Until August 2010, the author was affiliated with the Department of Immunology, Institute for Cell Biology, University of Tübingen (Tübingen, Germany). In September 2010, he moved to the University of Paris 13, France.
granulocyte colony-stimulating factor
neutrophil extracellular trap
peripheral blood mononuclear cell
plasmacytoid dendritic cell
phorbol 12-myristate 13-acetate
systemic lupus erythematosus
tumor necrosis factor.

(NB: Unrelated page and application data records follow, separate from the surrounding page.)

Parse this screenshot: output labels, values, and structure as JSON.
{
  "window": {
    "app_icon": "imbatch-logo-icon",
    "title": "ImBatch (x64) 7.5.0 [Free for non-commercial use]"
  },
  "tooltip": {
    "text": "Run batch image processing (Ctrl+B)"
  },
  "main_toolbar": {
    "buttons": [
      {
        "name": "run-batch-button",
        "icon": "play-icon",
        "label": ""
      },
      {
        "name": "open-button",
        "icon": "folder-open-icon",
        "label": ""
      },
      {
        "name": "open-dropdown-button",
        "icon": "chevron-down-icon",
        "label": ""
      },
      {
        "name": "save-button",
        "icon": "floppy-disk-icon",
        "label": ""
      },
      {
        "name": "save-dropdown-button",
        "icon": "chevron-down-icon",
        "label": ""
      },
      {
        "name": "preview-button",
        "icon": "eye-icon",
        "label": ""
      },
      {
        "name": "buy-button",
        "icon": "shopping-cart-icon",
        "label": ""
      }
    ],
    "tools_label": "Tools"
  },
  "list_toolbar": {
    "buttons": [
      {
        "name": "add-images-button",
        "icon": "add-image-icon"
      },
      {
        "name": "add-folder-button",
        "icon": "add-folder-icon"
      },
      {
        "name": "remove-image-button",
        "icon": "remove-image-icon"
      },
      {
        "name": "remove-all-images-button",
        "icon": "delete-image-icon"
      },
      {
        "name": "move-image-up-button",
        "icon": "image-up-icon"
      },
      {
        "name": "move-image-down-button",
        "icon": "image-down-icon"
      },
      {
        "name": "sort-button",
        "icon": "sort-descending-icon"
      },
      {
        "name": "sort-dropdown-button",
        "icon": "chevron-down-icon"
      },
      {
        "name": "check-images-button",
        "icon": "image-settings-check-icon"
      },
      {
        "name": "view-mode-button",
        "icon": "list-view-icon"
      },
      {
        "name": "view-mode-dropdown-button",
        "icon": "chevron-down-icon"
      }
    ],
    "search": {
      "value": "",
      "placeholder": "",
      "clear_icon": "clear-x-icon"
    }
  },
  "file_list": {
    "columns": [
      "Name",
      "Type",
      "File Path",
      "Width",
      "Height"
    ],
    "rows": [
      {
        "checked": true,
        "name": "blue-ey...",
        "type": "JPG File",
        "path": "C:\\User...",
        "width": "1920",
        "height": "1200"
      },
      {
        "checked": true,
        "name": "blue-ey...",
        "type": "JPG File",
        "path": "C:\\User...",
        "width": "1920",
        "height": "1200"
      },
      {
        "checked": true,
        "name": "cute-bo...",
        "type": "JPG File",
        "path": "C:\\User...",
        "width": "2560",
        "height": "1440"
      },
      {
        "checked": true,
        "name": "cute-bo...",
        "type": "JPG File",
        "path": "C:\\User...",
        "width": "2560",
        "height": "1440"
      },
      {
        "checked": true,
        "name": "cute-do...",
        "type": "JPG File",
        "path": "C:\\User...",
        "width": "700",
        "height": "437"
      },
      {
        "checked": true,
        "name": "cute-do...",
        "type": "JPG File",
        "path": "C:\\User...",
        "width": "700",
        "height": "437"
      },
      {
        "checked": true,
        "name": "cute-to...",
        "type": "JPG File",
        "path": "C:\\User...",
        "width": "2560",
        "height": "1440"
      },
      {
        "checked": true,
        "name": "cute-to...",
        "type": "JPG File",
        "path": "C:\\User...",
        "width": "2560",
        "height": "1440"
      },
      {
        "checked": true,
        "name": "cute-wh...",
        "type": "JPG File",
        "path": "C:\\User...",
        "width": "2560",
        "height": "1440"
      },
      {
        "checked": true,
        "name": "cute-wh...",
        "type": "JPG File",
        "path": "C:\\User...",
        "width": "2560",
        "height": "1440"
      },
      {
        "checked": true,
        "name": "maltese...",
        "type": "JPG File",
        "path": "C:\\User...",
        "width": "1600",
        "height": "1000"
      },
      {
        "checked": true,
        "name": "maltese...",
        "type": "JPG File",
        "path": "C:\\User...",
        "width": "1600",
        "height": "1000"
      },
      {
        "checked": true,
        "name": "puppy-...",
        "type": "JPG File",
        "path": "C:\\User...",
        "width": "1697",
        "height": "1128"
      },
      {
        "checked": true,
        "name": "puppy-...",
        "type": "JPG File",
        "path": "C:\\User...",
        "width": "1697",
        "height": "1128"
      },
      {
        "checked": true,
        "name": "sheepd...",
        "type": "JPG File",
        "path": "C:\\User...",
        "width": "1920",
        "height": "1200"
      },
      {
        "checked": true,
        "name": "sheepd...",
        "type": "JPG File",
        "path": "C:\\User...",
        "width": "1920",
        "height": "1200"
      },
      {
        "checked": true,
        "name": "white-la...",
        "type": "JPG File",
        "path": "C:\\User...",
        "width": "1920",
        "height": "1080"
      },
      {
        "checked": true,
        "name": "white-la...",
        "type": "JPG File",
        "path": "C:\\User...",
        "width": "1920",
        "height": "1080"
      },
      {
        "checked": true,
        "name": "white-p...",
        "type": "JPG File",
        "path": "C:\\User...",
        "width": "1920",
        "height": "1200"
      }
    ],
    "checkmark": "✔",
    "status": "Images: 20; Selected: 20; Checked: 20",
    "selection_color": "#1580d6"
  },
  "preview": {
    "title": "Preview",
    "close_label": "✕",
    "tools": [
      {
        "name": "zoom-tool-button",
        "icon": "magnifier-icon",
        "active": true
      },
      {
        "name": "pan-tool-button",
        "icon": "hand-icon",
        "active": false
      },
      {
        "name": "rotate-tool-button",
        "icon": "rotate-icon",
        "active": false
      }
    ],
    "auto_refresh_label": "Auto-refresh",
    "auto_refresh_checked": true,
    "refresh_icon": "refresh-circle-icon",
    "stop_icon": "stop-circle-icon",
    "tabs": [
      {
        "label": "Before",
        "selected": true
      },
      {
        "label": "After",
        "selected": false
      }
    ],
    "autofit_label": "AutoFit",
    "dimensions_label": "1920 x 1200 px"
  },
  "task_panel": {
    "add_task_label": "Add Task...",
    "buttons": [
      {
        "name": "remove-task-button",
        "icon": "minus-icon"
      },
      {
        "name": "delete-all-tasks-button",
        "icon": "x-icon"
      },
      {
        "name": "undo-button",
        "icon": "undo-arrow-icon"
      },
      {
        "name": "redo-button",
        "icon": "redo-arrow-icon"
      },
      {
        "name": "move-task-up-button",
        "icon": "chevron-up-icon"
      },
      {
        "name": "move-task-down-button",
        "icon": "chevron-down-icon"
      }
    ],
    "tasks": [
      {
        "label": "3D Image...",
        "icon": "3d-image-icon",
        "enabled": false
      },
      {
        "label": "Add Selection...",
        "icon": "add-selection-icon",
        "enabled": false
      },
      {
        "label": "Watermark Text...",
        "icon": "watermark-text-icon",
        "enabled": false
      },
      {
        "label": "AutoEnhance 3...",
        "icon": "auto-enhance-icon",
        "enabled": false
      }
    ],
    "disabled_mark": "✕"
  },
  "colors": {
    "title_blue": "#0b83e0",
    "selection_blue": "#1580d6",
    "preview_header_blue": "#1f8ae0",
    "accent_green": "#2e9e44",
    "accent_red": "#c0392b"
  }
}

This work was supported by grants from the German Research Foundation (DFG, DE 879/1-1 and DE 879/1-2), the University of Tübingen (IZKF-Nachwuchsgruppe, 1604-0-0 and 1604-0-1), and the Fritz-Thyssen Foundation and by the University of Paris 13 and INSERM. I thank Dennis Lindau (University of Nijmegen, The Netherlands) and Marie-Christophe Boissier (University of Paris 13) for critical reading of the manuscript.